In the northern parts of the country, we find ourselves running in harder-packed dirt and clay mixes, sometimes with a bit of sand added. My horse had just slight rimmed shoes on, perfect for running in our northern dirt. BIG mistake.

In the first go, we wrapped one and two, but when we came around three, my horse’s back end slipped right out from underneath her. She caught herself, jerked her joints up off the ground and ran home. We ended up in the 4D after all of that, and I qualified for the finals.

In the second go, Onyx couldn’t turn at all. She wouldn’t even get close to a barrel – completely unlike her. We just couldn’t figure it out; I schooled all night in the practice pen but could not get a decent turn. The same thing happened in the finals the next day. At 14, I was devastated. I cried the whole 20-hour drive home.

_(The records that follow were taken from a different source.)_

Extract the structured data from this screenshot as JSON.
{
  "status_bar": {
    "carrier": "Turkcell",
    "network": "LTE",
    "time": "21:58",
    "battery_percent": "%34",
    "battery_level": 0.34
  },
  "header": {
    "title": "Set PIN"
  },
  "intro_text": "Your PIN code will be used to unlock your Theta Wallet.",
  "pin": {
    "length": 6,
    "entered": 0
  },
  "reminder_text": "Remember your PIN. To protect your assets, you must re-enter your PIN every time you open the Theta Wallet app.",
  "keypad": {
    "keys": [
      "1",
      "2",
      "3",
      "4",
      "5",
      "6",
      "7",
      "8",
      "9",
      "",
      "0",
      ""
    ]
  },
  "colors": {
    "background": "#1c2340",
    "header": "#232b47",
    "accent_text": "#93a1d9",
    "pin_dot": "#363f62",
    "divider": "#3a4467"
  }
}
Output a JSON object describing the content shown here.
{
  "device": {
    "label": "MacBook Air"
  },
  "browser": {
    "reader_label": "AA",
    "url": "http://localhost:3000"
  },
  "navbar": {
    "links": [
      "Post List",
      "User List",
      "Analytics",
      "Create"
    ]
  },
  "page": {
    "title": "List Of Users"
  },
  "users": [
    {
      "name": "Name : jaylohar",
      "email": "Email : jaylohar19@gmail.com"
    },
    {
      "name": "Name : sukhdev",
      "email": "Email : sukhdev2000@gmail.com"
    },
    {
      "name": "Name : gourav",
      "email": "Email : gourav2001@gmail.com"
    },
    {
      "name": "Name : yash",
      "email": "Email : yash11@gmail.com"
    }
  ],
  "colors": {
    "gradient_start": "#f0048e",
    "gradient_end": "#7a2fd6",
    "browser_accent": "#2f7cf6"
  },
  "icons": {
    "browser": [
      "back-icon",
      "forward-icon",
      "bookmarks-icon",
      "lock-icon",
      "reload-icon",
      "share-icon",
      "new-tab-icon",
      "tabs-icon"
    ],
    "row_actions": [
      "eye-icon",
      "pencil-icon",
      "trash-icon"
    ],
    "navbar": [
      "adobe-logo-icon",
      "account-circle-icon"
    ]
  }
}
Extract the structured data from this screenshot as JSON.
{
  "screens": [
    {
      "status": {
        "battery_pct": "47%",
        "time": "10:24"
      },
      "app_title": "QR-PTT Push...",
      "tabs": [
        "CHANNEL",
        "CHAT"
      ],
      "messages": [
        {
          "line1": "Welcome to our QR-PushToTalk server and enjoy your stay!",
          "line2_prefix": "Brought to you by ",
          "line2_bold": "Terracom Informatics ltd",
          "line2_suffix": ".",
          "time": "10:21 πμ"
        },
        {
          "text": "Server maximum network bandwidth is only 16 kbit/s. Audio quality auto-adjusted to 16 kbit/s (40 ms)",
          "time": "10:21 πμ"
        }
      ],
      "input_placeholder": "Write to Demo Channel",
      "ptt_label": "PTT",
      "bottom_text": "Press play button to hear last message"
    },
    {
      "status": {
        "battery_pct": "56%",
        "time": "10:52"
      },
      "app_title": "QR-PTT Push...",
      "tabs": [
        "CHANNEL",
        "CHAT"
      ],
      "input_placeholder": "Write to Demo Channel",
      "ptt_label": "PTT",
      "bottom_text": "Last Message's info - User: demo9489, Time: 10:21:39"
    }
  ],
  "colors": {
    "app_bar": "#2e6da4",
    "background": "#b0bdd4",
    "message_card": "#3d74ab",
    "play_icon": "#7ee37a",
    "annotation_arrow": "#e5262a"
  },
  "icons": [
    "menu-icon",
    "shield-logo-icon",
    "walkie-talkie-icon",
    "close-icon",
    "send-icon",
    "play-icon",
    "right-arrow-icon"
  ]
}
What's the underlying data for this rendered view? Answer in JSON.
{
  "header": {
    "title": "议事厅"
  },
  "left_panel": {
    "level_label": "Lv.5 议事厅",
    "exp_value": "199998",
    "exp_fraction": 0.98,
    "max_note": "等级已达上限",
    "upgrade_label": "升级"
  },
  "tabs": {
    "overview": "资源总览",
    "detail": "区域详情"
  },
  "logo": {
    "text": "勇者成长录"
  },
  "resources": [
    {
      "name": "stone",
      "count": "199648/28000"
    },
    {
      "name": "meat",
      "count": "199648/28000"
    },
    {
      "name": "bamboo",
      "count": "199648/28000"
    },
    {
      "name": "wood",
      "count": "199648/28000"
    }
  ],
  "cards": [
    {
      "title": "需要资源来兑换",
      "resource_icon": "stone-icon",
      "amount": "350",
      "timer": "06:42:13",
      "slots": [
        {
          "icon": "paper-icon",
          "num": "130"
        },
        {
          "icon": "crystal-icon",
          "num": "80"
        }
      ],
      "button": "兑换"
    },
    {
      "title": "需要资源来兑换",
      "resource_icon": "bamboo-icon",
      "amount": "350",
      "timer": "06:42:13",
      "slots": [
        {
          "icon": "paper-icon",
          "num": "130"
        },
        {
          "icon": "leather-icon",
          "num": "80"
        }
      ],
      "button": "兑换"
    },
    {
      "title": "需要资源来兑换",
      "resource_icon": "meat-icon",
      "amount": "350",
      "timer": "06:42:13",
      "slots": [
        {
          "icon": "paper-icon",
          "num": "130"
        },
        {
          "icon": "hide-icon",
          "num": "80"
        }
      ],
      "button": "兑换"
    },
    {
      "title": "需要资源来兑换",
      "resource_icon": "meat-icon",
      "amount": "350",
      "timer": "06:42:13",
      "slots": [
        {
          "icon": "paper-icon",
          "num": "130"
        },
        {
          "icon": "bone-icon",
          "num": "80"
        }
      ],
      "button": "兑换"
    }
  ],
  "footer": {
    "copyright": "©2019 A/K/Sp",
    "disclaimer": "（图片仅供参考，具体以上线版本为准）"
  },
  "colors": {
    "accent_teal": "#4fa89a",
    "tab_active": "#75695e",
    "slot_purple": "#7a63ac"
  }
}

When we got her home, she was nailing barrels where ever I took her. She won youth classes the whole month of July and never looked back.

Until August, when I noticed something just wasn’t right with her back end. I took her to the vet, and low and behold, she had fractured her hip during that run in Mississippi and had been running on it ever since. Luckily, our vets at Fox Run Equine Center got us into a study for shock wave therapy , which healed her in about six months. She is still running today, with much thanks to Fox Run.

Moral of this story – BE CAREFUL WHEN YOU TRAVEL. I try to switch shoes depending on the ground at a particular time of year (much to the dismay of my shoer who thinks I’m a pain). When I’m heading down south like last weekend, I have pegs in my sidewinder shoes. In the good indoor arenas, I have a lot less grab with just a rim shoe.
At right, the sidewinder.